"Try building your cars in the United States instead of shipping them over. Is that possible to ask? That's not rude. Is that rude? I don't think so," he told local car executives during this week's visit to the country.
It's obvious what Trump's getting wrong here. While American automakers have more or less abandoned Japan, since the 1980s their Japanese rivals have done the opposite. Some cars, to be sure, are shipped over, but the vast majority of Japanese cars sold in the U.S. are made there, with total output in 2016 of 3.98 million vehicles -- more than either General Motors or Ford Motor Co. manufactured domestically.
Here's something he got right, though: The U.S. car market is running low on gas. Focusing on the home front rather than the high seas of international operations isn't a bad idea for Japan's automakers.
Toyota's second-quarter results Tuesday provide a vivid illustration of this. Operating income from North America fell by 79 billion yen ($692 million) to 52 billion yen, making the past 12 months the weakest on that front in at least four years.
Toyota can't be blamed for the way sales discounts and a glut of off-lease cars on secondhand lots are depressing prices there -- but a lineup that's traditionally been dominated by sedans and hatchbacks looks increasingly out of step in a market overrun by crossovers and SUVs.
Look to the other side of the Pacific, though, and you see why this lackluster performance isn't getting in the way of a $2.19 billion share buyback. In Japan, operating income climbed $1.1 billion to $2.83 billion yen. Over the past 12 months, Toyota has made roughly 800 yen ($8.25) of profit at home for every 100 yen (88 cents) in North America.
That has ever been the case. For all Toyota's global heft, around 60 percent of its profit is made at home in a typical year, where its one-half domestic market share and an export focus on premium vehicles like the Lexus gives it the best margins among global divisions.
All the more reason to pay attention to Japan. Honda Motor Co. and Nissan Motor Co. (at least until its recent inspection problems) have been nibbling away at Toyota's local market share for much of the past year; combined sales of the Toyota and Daihatsu brands made a rare dip below 40 percent of the total in September.

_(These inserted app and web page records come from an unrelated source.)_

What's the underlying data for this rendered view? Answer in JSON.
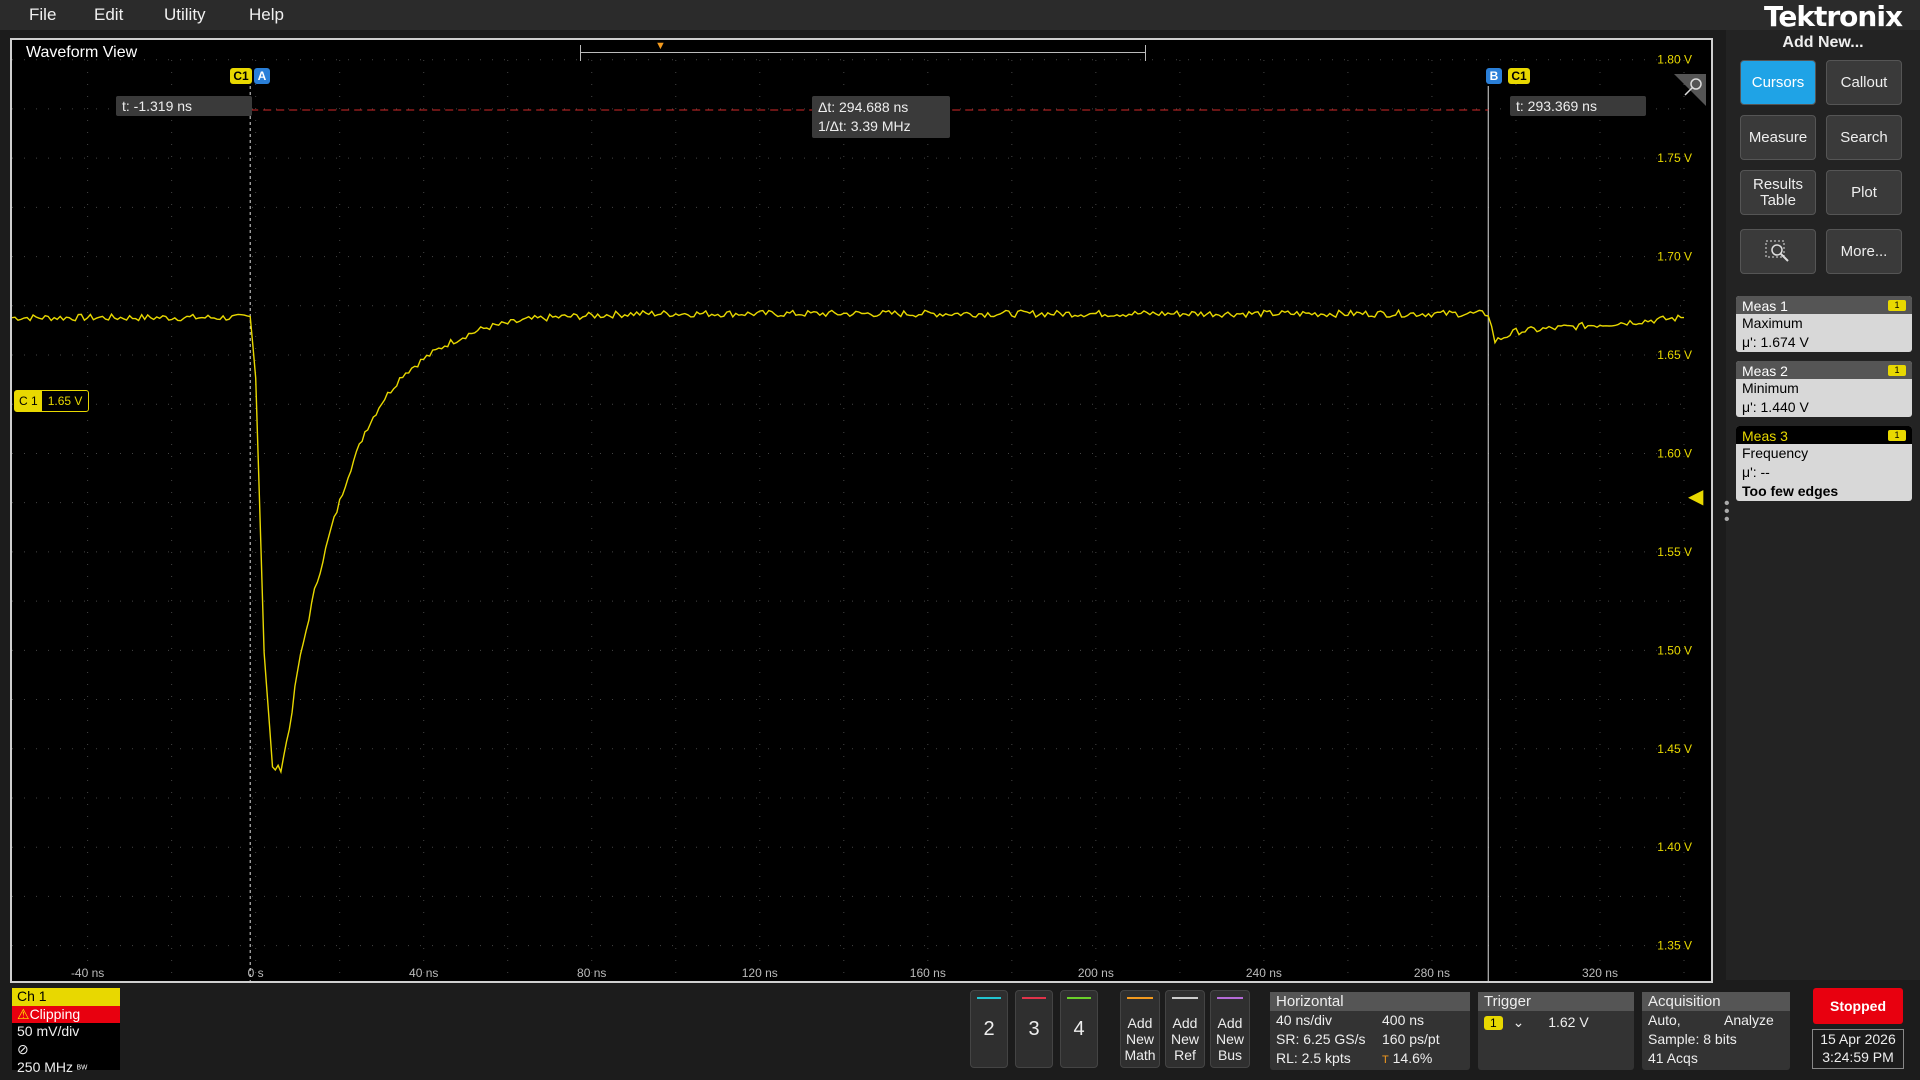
{
  "menu": {
    "file": "File",
    "edit": "Edit",
    "utility": "Utility",
    "help": "Help"
  },
  "brand": "Tektronix",
  "waveform_view": {
    "title": "Waveform View",
    "cursor_a_readout": "t: -1.319 ns",
    "cursor_b_readout": "t: 293.369 ns",
    "delta_t": "Δt: 294.688 ns",
    "inv_delta_t": "1/Δt: 3.39 MHz",
    "cursor_a_tag": "A",
    "cursor_b_tag": "B",
    "cursor_source": "C1",
    "ch1_label": "C 1",
    "ch1_level": "1.65 V",
    "y_ticks": [
      "1.80 V",
      "1.75 V",
      "1.70 V",
      "1.65 V",
      "1.60 V",
      "1.55 V",
      "1.50 V",
      "1.45 V",
      "1.40 V",
      "1.35 V"
    ],
    "x_ticks": [
      "-40 ns",
      "0 s",
      "40 ns",
      "80 ns",
      "120 ns",
      "160 ns",
      "200 ns",
      "240 ns",
      "280 ns",
      "320 ns"
    ]
  },
  "chart_data": {
    "type": "line",
    "x_unit": "ns",
    "y_unit": "V",
    "xlim": [
      -58,
      340
    ],
    "ylim": [
      1.33,
      1.81
    ],
    "series": [
      {
        "color": "#e8d800",
        "x": [
          -58,
          -1.3,
          0,
          2,
          4,
          6,
          8,
          10,
          14,
          18,
          22,
          26,
          30,
          35,
          40,
          45,
          50,
          55,
          60,
          65,
          70,
          80,
          90,
          100,
          120,
          150,
          200,
          250,
          293.4,
          295,
          300,
          340
        ],
        "y": [
          1.669,
          1.669,
          1.64,
          1.5,
          1.44,
          1.44,
          1.46,
          1.49,
          1.53,
          1.562,
          1.589,
          1.611,
          1.626,
          1.64,
          1.648,
          1.655,
          1.66,
          1.664,
          1.666,
          1.668,
          1.669,
          1.67,
          1.671,
          1.671,
          1.671,
          1.671,
          1.671,
          1.671,
          1.671,
          1.657,
          1.662,
          1.669
        ]
      }
    ]
  },
  "right_panel": {
    "add_new": "Add New...",
    "buttons": {
      "cursors": "Cursors",
      "callout": "Callout",
      "measure": "Measure",
      "search": "Search",
      "results_table_1": "Results",
      "results_table_2": "Table",
      "plot": "Plot",
      "more": "More..."
    },
    "meas": [
      {
        "title": "Meas 1",
        "badge": "1",
        "name": "Maximum",
        "value": "μ': 1.674 V"
      },
      {
        "title": "Meas 2",
        "badge": "1",
        "name": "Minimum",
        "value": "μ': 1.440 V"
      },
      {
        "title": "Meas 3",
        "badge": "1",
        "name": "Frequency",
        "value": "μ': --",
        "note": "Too few edges"
      }
    ]
  },
  "channel1": {
    "title": "Ch 1",
    "clipping": "Clipping",
    "scale": "50 mV/div",
    "bandwidth": "250 MHz"
  },
  "channel_buttons": [
    {
      "label": "2",
      "color": "#22c4d0"
    },
    {
      "label": "3",
      "color": "#e0334a"
    },
    {
      "label": "4",
      "color": "#6ad12a"
    }
  ],
  "add_buttons": [
    {
      "l1": "Add",
      "l2": "New",
      "l3": "Math",
      "color": "#f39a1e"
    },
    {
      "l1": "Add",
      "l2": "New",
      "l3": "Ref",
      "color": "#cccccc"
    },
    {
      "l1": "Add",
      "l2": "New",
      "l3": "Bus",
      "color": "#b46bd6"
    }
  ],
  "horizontal": {
    "title": "Horizontal",
    "scale": "40 ns/div",
    "duration": "400 ns",
    "sr": "SR: 6.25 GS/s",
    "res": "160 ps/pt",
    "rl": "RL: 2.5 kpts",
    "pos": "14.6%"
  },
  "trigger": {
    "title": "Trigger",
    "source": "1",
    "level": "1.62 V"
  },
  "acquisition": {
    "title": "Acquisition",
    "mode": "Auto,",
    "analyze": "Analyze",
    "sample": "Sample: 8 bits",
    "acqs": "41 Acqs"
  },
  "status": {
    "run": "Stopped",
    "date": "15 Apr 2026",
    "time": "3:24:59 PM"
  }
}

President Akio Toyoda's grip on Japan is close to unshakable, but that's why it's worth pressing the accelerator. Tuesday's earnings presentation by management buzzed with the white heat of technology as executives laid out plans for autonomous driving, electric vehicles and connected cars. That's a welcome change for a company that's tended toward a more prosaic view of the future lately -- but such lofty ambitions can get expensive awfully quickly.

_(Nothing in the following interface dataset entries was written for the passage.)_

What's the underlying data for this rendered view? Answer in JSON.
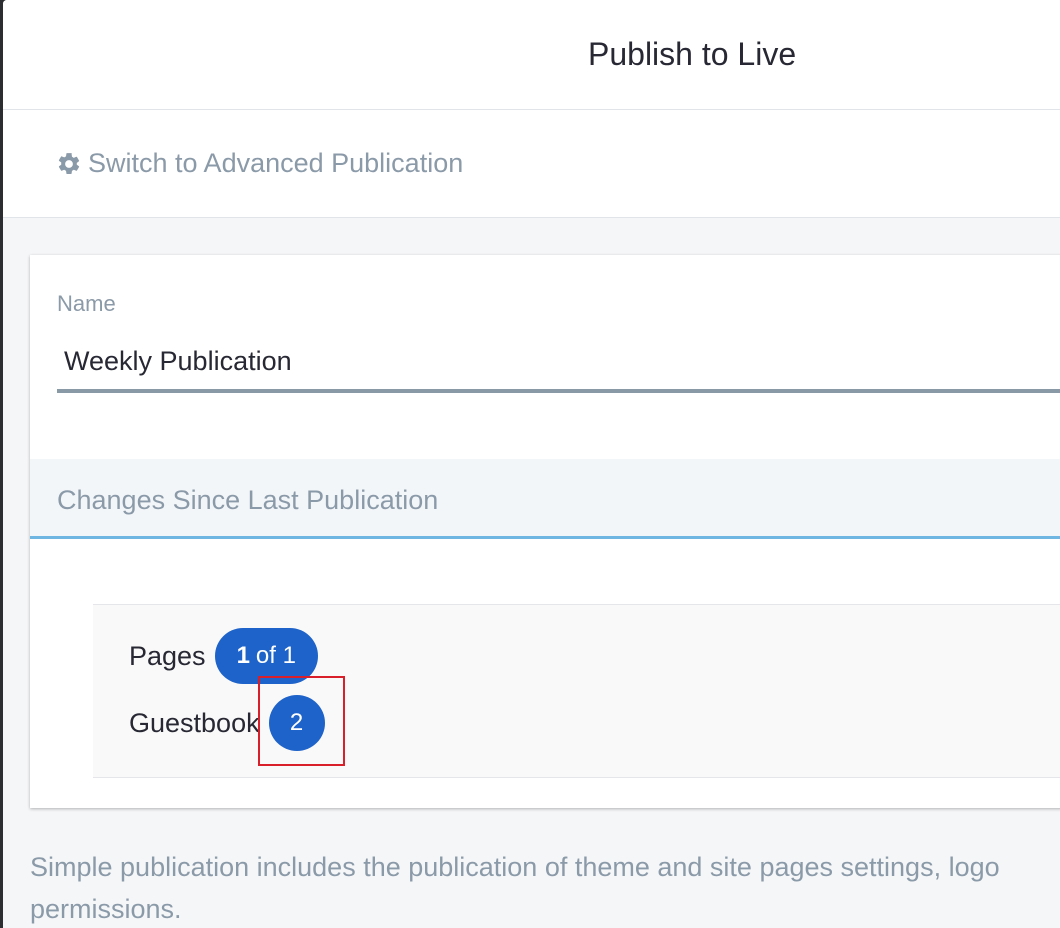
{
  "modal": {
    "title": "Publish to Live"
  },
  "switch_bar": {
    "icon": "gear-icon",
    "label": "Switch to Advanced Publication"
  },
  "name_field": {
    "label": "Name",
    "value": "Weekly Publication"
  },
  "changes": {
    "title": "Changes Since Last Publication",
    "items": [
      {
        "label": "Pages",
        "badge_bold": "1",
        "badge_rest": "of 1"
      },
      {
        "label": "Guestbook",
        "badge": "2"
      }
    ]
  },
  "footer": {
    "text": "Simple publication includes the publication of theme and site pages settings, logo permissions."
  },
  "colors": {
    "accent": "#1e63c9",
    "muted_text": "#8b9aa8",
    "tab_underline": "#6fb6e2",
    "highlight": "#d9202a"
  }
}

If Toyota is looking for a cash cow to fund its continued dominance of the global industry, it would be wise to go easy on any attempts to build market share in the U.S. Right now, the best opportunity is lying right under its nose.
David Fickling is a Bloomberg Gadfly columnist.